> _Assignment_
Restate the records exactly. Include all of them.

[Excerpts from an interface dataset]
»»

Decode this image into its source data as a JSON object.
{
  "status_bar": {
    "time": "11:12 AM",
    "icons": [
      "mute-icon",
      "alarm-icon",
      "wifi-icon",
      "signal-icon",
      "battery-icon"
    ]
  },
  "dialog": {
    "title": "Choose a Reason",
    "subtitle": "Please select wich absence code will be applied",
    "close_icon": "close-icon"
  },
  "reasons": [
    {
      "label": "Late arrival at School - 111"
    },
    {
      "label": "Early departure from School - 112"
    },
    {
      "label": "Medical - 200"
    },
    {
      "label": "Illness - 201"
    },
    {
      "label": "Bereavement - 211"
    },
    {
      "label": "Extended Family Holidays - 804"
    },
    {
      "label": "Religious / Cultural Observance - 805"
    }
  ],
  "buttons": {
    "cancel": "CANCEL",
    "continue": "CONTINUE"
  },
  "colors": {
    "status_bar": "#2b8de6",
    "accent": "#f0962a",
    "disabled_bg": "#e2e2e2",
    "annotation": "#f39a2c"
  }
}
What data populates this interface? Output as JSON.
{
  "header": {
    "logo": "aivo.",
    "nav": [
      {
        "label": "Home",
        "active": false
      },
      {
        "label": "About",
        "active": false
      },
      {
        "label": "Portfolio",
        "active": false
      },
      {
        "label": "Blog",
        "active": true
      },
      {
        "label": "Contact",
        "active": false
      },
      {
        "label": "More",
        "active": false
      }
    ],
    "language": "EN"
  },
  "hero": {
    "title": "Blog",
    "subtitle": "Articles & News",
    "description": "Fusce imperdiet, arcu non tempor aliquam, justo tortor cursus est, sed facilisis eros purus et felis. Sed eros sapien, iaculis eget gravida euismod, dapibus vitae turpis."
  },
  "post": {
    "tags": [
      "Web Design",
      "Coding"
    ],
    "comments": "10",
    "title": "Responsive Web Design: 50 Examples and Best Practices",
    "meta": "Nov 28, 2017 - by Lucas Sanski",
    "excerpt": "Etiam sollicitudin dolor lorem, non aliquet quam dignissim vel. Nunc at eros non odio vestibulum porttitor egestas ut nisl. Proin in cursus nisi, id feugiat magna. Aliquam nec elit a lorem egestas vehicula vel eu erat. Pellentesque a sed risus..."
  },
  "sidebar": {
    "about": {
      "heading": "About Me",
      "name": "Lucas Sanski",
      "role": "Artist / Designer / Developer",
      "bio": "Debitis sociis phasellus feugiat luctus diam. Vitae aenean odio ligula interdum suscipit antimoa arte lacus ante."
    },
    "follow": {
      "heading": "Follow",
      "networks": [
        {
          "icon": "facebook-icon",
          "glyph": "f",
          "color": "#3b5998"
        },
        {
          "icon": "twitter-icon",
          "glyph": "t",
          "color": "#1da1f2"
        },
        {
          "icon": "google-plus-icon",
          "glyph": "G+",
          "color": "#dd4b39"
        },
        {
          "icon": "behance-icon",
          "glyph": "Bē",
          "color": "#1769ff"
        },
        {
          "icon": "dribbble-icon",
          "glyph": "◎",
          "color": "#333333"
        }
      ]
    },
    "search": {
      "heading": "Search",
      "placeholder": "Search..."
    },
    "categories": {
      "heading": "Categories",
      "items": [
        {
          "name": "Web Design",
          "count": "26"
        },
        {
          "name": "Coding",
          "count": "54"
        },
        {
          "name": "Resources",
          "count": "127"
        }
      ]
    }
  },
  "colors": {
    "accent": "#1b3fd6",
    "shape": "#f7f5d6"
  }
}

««

> _Exercise result_
Decode this image into its source data as a JSON object.
{
  "status_bar": {
    "time": "11:12 AM",
    "icons": [
      "mute-icon",
      "alarm-icon",
      "wifi-icon",
      "signal-icon",
      "battery-icon"
    ]
  },
  "dialog": {
    "title": "Choose a Reason",
    "subtitle": "Please select wich absence code will be applied",
    "close_icon": "close-icon"
  },
  "reasons": [
    {
      "label": "Late arrival at School - 111"
    },
    {
      "label": "Early departure from School - 112"
    },
    {
      "label": "Medical - 200"
    },
    {
      "label": "Illness - 201"
    },
    {
      "label": "Bereavement - 211"
    },
    {
      "label": "Extended Family Holidays - 804"
    },
    {
      "label": "Religious / Cultural Observance - 805"
    }
  ],
  "buttons": {
    "cancel": "CANCEL",
    "continue": "CONTINUE"
  },
  "colors": {
    "status_bar": "#2b8de6",
    "accent": "#f0962a",
    "disabled_bg": "#e2e2e2",
    "annotation": "#f39a2c"
  }
}
What data populates this interface? Output as JSON.
{
  "header": {
    "logo": "aivo.",
    "nav": [
      {
        "label": "Home",
        "active": false
      },
      {
        "label": "About",
        "active": false
      },
      {
        "label": "Portfolio",
        "active": false
      },
      {
        "label": "Blog",
        "active": true
      },
      {
        "label": "Contact",
        "active": false
      },
      {
        "label": "More",
        "active": false
      }
    ],
    "language": "EN"
  },
  "hero": {
    "title": "Blog",
    "subtitle": "Articles & News",
    "description": "Fusce imperdiet, arcu non tempor aliquam, justo tortor cursus est, sed facilisis eros purus et felis. Sed eros sapien, iaculis eget gravida euismod, dapibus vitae turpis."
  },
  "post": {
    "tags": [
      "Web Design",
      "Coding"
    ],
    "comments": "10",
    "title": "Responsive Web Design: 50 Examples and Best Practices",
    "meta": "Nov 28, 2017 - by Lucas Sanski",
    "excerpt": "Etiam sollicitudin dolor lorem, non aliquet quam dignissim vel. Nunc at eros non odio vestibulum porttitor egestas ut nisl. Proin in cursus nisi, id feugiat magna. Aliquam nec elit a lorem egestas vehicula vel eu erat. Pellentesque a sed risus..."
  },
  "sidebar": {
    "about": {
      "heading": "About Me",
      "name": "Lucas Sanski",
      "role": "Artist / Designer / Developer",
      "bio": "Debitis sociis phasellus feugiat luctus diam. Vitae aenean odio ligula interdum suscipit antimoa arte lacus ante."
    },
    "follow": {
      "heading": "Follow",
      "networks": [
        {
          "icon": "facebook-icon",
          "glyph": "f",
          "color": "#3b5998"
        },
        {
          "icon": "twitter-icon",
          "glyph": "t",
          "color": "#1da1f2"
        },
        {
          "icon": "google-plus-icon",
          "glyph": "G+",
          "color": "#dd4b39"
        },
        {
          "icon": "behance-icon",
          "glyph": "Bē",
          "color": "#1769ff"
        },
        {
          "icon": "dribbble-icon",
          "glyph": "◎",
          "color": "#333333"
        }
      ]
    },
    "search": {
      "heading": "Search",
      "placeholder": "Search..."
    },
    "categories": {
      "heading": "Categories",
      "items": [
        {
          "name": "Web Design",
          "count": "26"
        },
        {
          "name": "Coding",
          "count": "54"
        },
        {
          "name": "Resources",
          "count": "127"
        }
      ]
    }
  },
  "colors": {
    "accent": "#1b3fd6",
    "shape": "#f7f5d6"
  }
}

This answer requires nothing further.